Reviewed by Patrick Kavanagh-Sproull.
The last time I felt this giddy after a movie musical was Hairspray all the way back in 2007 and it’s no surprise that Adam Shankman’s remake of the 80s comedy is the closest parallel to this modern take on Annie. What differs this Annie from Hairspray, however, is that it brings with it a particular wit and buoyancy that fans of director Will Gluck’s previous efforts – Easy A and Friends with Benefits – will recognise. It’s got the Gluck watermark firmly stamped on it but as this is strictly family fare, Annie still allows itself scads of sugary but never cloying moments that are sure to warm the cockles of even the frostiest heart.
It was a film whose cast changed regularly (originally Will Smith’s daughter, Willow was lined up to star in the title role but she grew too old and subsequently dropped out; it’s still interesting to note Smith Sr. and wife Jada Pinkett Smith serve as producers) but finally the Annie mantle was passed to Quvenzhané Wallis who previously wowed in 2012’s Beasts of the Southern Wild. Wallis is incredible here: a cheeky, warm and natural talent, and her performance has whispers of her Beasts of the Southern Wild character, Hushpuppy as well as shades of Aileen Quinn’s enduring original incarnation of Annie. It is no wonder she received plaudits for her previous work and Annie is a step in the right direction for the young star’s burgeoning career. Hollywood, take note.
Despite selling itself as a contemporary update of a classic story, the plot of this new Annie remains awfully close to the source material bar some minor changes and it’s the casting that makes this adaption unique. Hiring Cameron Diaz as Miss Hannigan was an interesting choice, considering Diaz follows in the footsteps of Carol Burnett and Kathy Bates but here she portrays Miss Hannigan as Annie’s boozy, sleazy and washed-up foster mother with evident relish (“Hannigan’s my maiden name but I’m not married to it, if you get what I mean…”). Diaz is the comedy highlight of the whole film with some truly laugh-out-loud moments in the film’s first half.

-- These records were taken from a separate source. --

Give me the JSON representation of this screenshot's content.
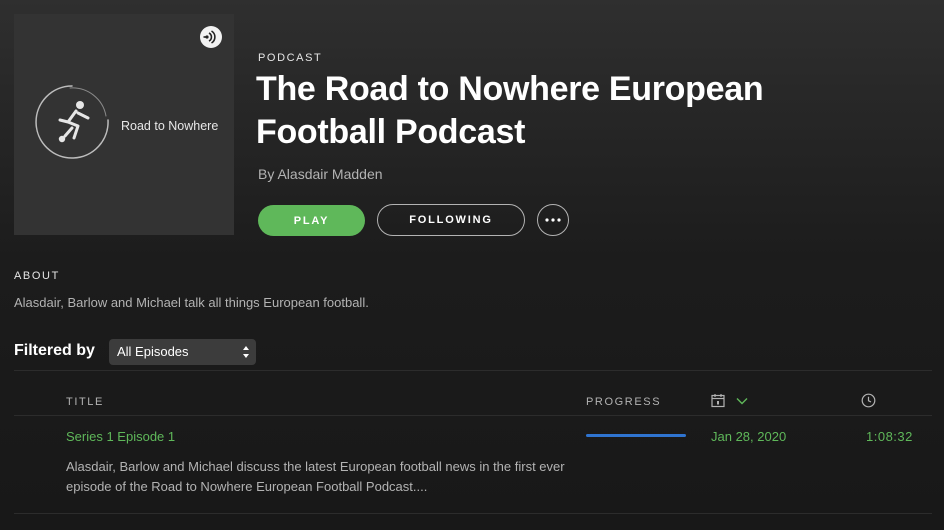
{
  "podcast": {
    "kind_label": "PODCAST",
    "title": "The Road to Nowhere European Football Podcast",
    "author": "By Alasdair Madden",
    "cover_text": "Road to Nowhere",
    "cover_icon": "anchor-podcast-icon"
  },
  "actions": {
    "play_label": "PLAY",
    "following_label": "FOLLOWING",
    "more_icon": "more-options-icon"
  },
  "about": {
    "heading": "ABOUT",
    "text": "Alasdair, Barlow and Michael talk all things European football."
  },
  "filter": {
    "label": "Filtered by",
    "selected": "All Episodes"
  },
  "table": {
    "headers": {
      "title": "TITLE",
      "progress": "PROGRESS",
      "date_icon": "calendar-icon",
      "sort_icon": "chevron-down-icon",
      "duration_icon": "clock-icon"
    },
    "episodes": [
      {
        "title": "Series 1 Episode 1",
        "description": "Alasdair, Barlow and Michael discuss the latest European football news in the first ever episode of the Road to Nowhere European Football Podcast....",
        "progress": 1.0,
        "date": "Jan 28, 2020",
        "duration": "1:08:32"
      }
    ]
  },
  "colors": {
    "accent_green": "#5fb85a",
    "progress_blue": "#2f74d0",
    "muted_text": "#b3b3b3"
  }
}
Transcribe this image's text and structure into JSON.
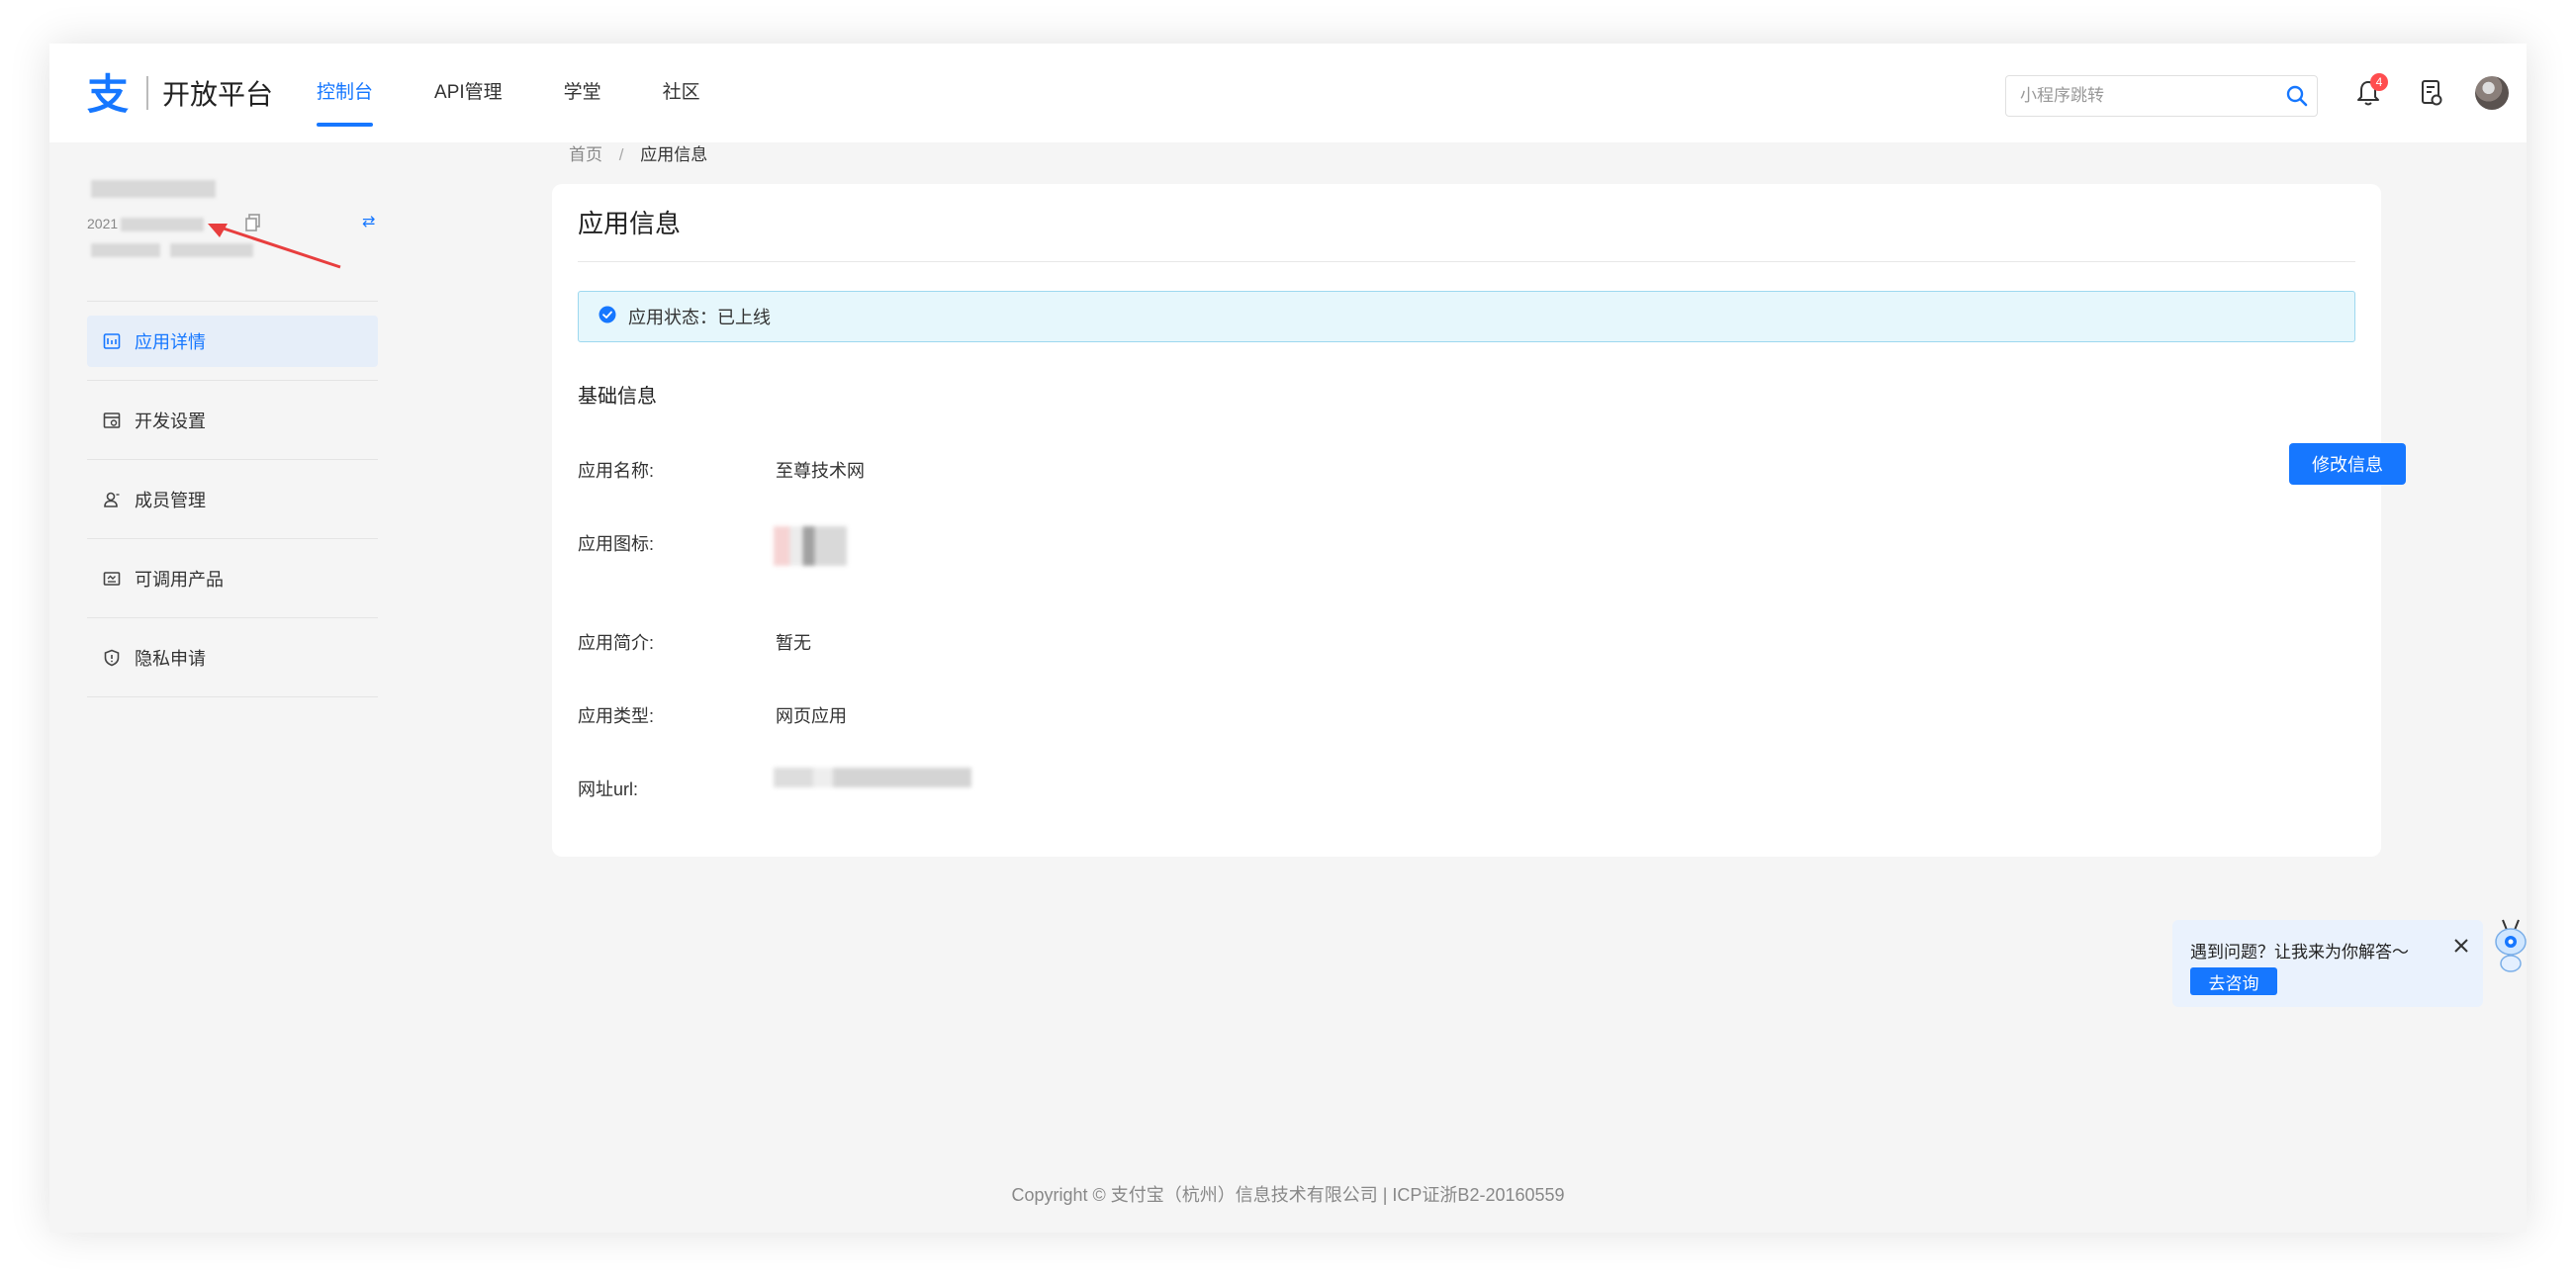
{
  "header": {
    "logo_text": "开放平台",
    "nav": [
      {
        "label": "控制台",
        "active": true
      },
      {
        "label": "API管理",
        "active": false
      },
      {
        "label": "学堂",
        "active": false
      },
      {
        "label": "社区",
        "active": false
      }
    ],
    "search_placeholder": "小程序跳转",
    "notification_count": "4",
    "icons": [
      "search-icon",
      "bell-icon",
      "document-icon",
      "avatar"
    ]
  },
  "sidebar": {
    "app_id_prefix": "2021",
    "menu": [
      {
        "label": "应用详情",
        "icon": "app-detail-icon",
        "active": true
      },
      {
        "label": "开发设置",
        "icon": "dev-settings-icon",
        "active": false
      },
      {
        "label": "成员管理",
        "icon": "members-icon",
        "active": false
      },
      {
        "label": "可调用产品",
        "icon": "products-icon",
        "active": false
      },
      {
        "label": "隐私申请",
        "icon": "privacy-shield-icon",
        "active": false
      }
    ]
  },
  "breadcrumb": {
    "home": "首页",
    "separator": "/",
    "current": "应用信息"
  },
  "card": {
    "title": "应用信息",
    "status_text": "应用状态：已上线",
    "section_title": "基础信息",
    "edit_button": "修改信息",
    "fields": [
      {
        "label": "应用名称:",
        "value": "至尊技术网"
      },
      {
        "label": "应用图标:",
        "value": ""
      },
      {
        "label": "应用简介:",
        "value": "暂无"
      },
      {
        "label": "应用类型:",
        "value": "网页应用"
      },
      {
        "label": "网址url:",
        "value": ""
      }
    ]
  },
  "help": {
    "text": "遇到问题？让我来为你解答～",
    "button": "去咨询"
  },
  "footer": {
    "text": "Copyright © 支付宝（杭州）信息技术有限公司  |  ICP证浙B2-20160559"
  },
  "colors": {
    "accent": "#1677ff",
    "status_bg": "#e6f7fc",
    "badge": "#ff4d4f",
    "page_bg": "#f5f5f5"
  }
}
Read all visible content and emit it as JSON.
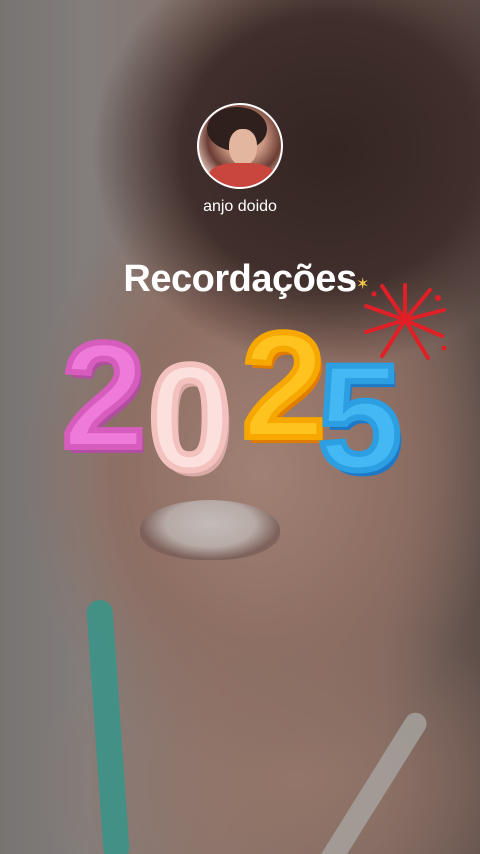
{
  "user": {
    "name": "anjo doido"
  },
  "headline": "Recordações",
  "year": [
    "2",
    "0",
    "2",
    "5"
  ],
  "icons": {
    "avatar": "profile-photo",
    "sparkle": "sparkle-icon",
    "firework": "firework-icon"
  },
  "colors": {
    "digit1": "#ee7ad9",
    "digit2": "#fbe0dd",
    "digit3": "#ffc31f",
    "digit4": "#43b8f3"
  }
}
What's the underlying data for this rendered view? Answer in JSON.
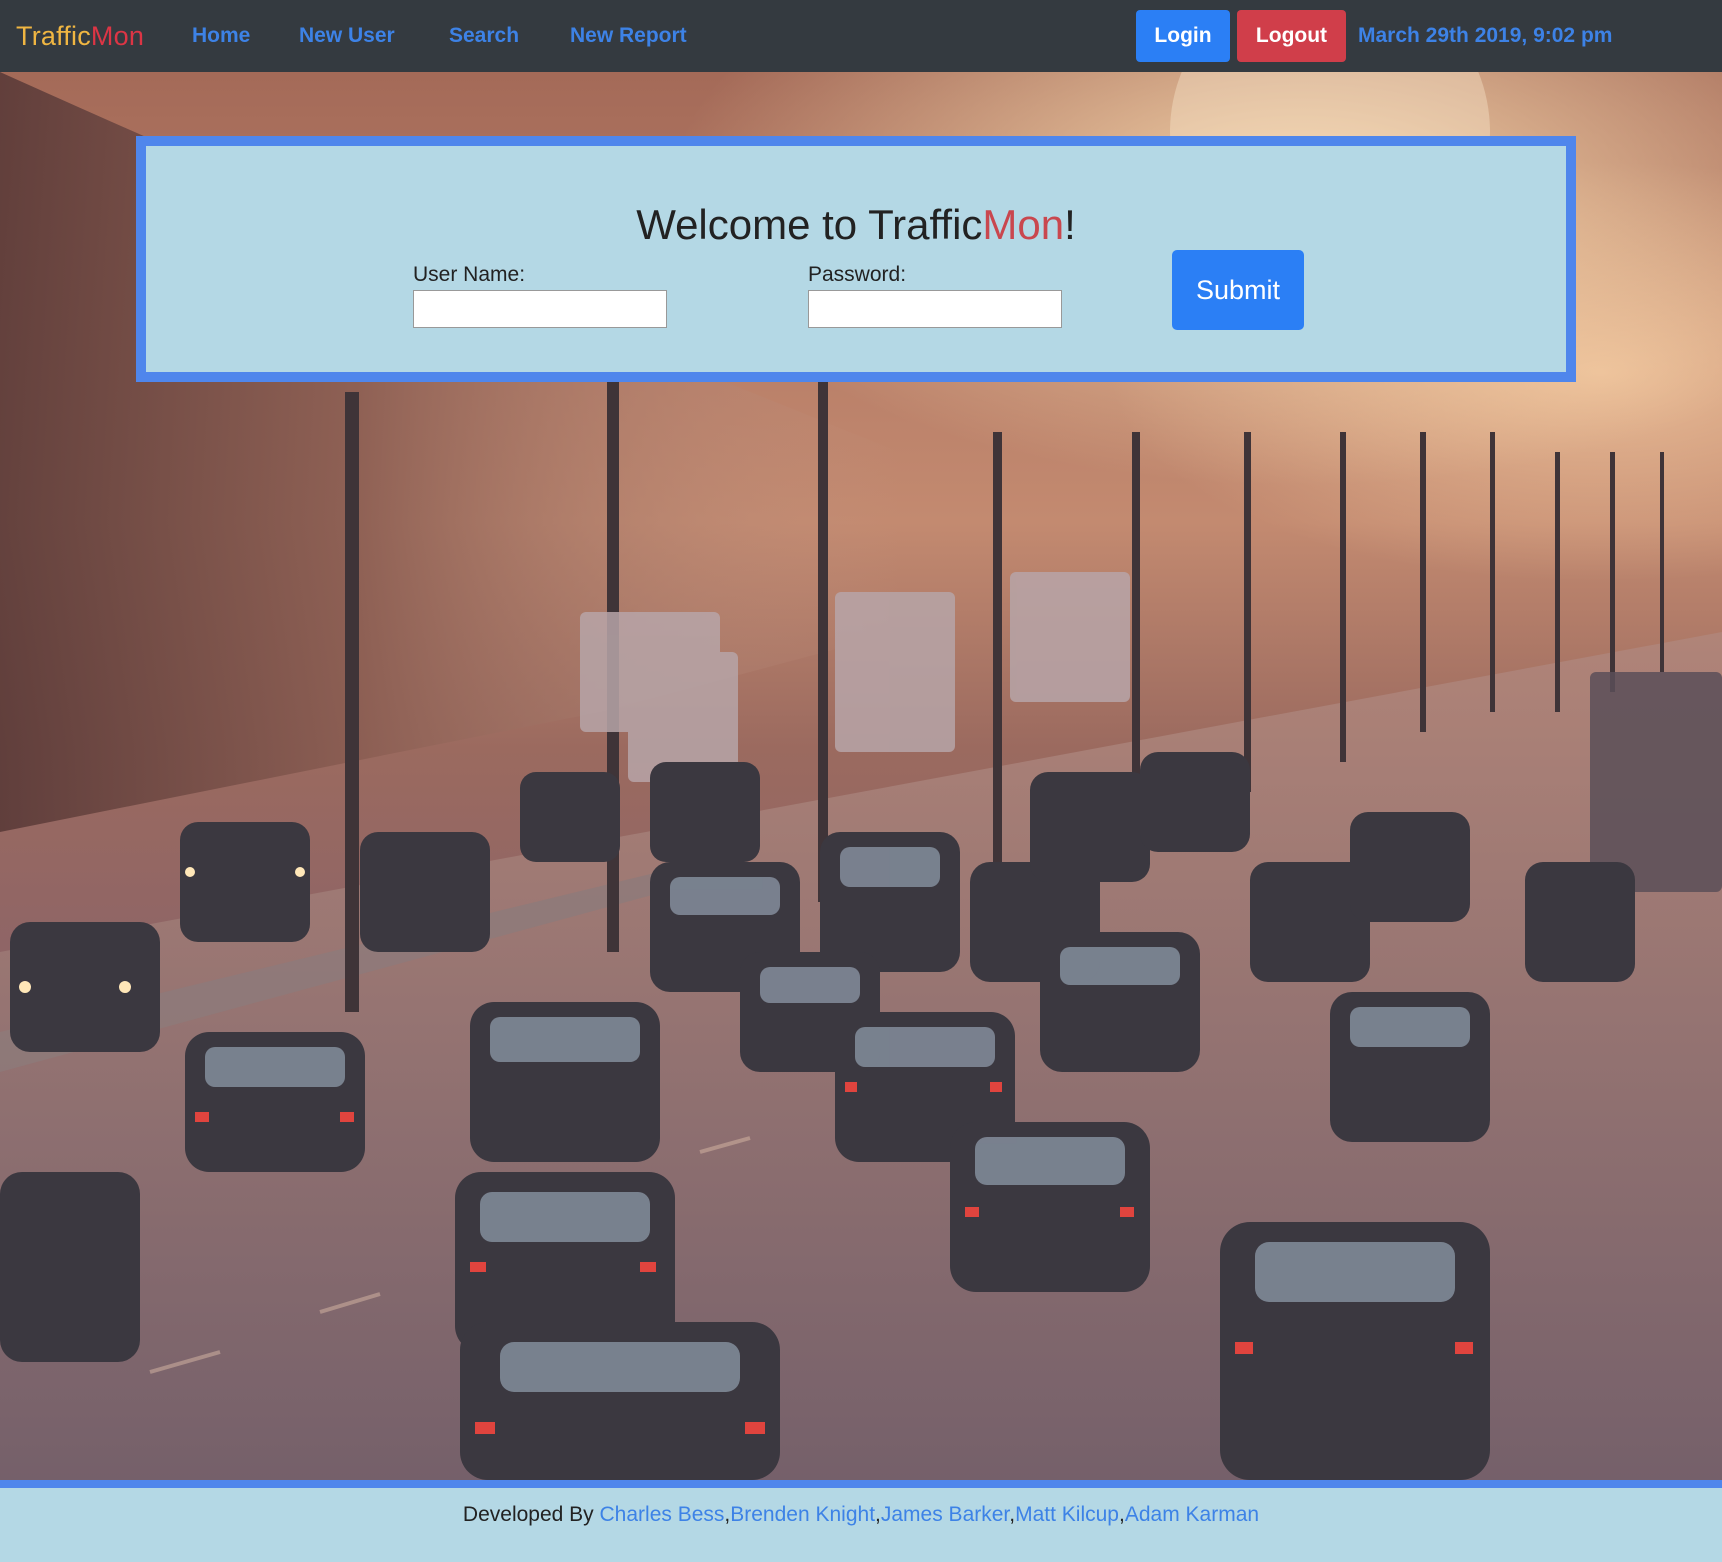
{
  "navbar": {
    "brand": {
      "part1": "Traffic",
      "part2": "Mon"
    },
    "links": [
      "Home",
      "New User",
      "Search",
      "New Report"
    ],
    "login_label": "Login",
    "logout_label": "Logout",
    "datetime": "March 29th 2019, 9:02 pm"
  },
  "colors": {
    "navbar_bg": "#343a40",
    "brand_yellow": "#f0b642",
    "brand_red": "#dc3545",
    "link_blue": "#3d82e6",
    "primary_button": "#2b7ff5",
    "danger_button": "#d03e4a",
    "panel_bg": "#b4d8e5",
    "panel_border": "#4f86ec"
  },
  "hero_image": {
    "icon": "highway-traffic-photo"
  },
  "login_panel": {
    "title_prefix": "Welcome to Traffic",
    "title_accent": "Mon",
    "title_suffix": "!",
    "username_label": "User Name:",
    "username_value": "",
    "password_label": "Password:",
    "password_value": "",
    "submit_label": "Submit"
  },
  "footer": {
    "prefix": "Developed By ",
    "developers": [
      "Charles Bess",
      "Brenden Knight",
      "James Barker",
      "Matt Kilcup",
      "Adam Karman"
    ],
    "separator": ","
  }
}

Meanwhile, Jamie Foxx and Rose Byrne take on the roles of William Stacks and Grace Farrell, the billionaire mayoral candidate that takes in Annie to boost his popularity – and his brilliant PA respectively. Rose Byrne is marvellous and utterly convincing as the only woman in Annie’s life to display love and affection towards her. Foxx, too, is good, giving a nicely layered performance as he transforms Stacks from an antisocial workaholic to a caring family man. In addition, Blue Jasmine’s Bobby Cannavale is slightly underused but still strong in the role of Stacks’ guileful political advisor, Guy.
If you can’t identify Annie by name then, surely, the songs will jog your memory. The likes of “Tomorrow” and “It’s the Hard Knock Life” are timeless classics, remembered by generations and so the music is, undoubtedly, one of most heavily scrutinised aspects of the new Annie. This correspondent is thrilled to report that the soundtrack has not suffered in the remake process. “It’s the Hard Knock Life” has an added pop beat to it that has turned it into a deliriously catchy tune, establishing it as an earworm you’ll be humming all through Christmastime. “Tomorrow” works better on a stylistic level than musically with some cracking visuals as Annie warbles through New York’s backstreets, and “I Think I’m Gonna Like It Here” is fast and fun (even if it does have a whiff of autotune about it) as Annie adjusts to Stacks’ ultra-modern ‘smart’ house.
In essence, Annie works because it doesn’t take itself too seriously with Gluck inserting some delightfully fond jabs at the original (“What is a hard knock life?”) and a smattering of hilarious lines and visual gags (see if you can spot the brilliant in-joke in the opening scene). Overall, Annie carries itself with the same sharp, breezy energy that Easy A did and it pays dividends to what could have been yet another ‘why bother?’ remake.
To conclude, Annie is a spirited, quirky contemporary adaptation of a classic musical that’s brought to life by a charming central performance by Quvenzhané Wallis and some outstanding musical numbers. Despite the recent Sony Pictures Entertainment leak and the unfortunate critical mauling it has been receiving, I hope it does well; it’s a richly enjoyable Christmas treat.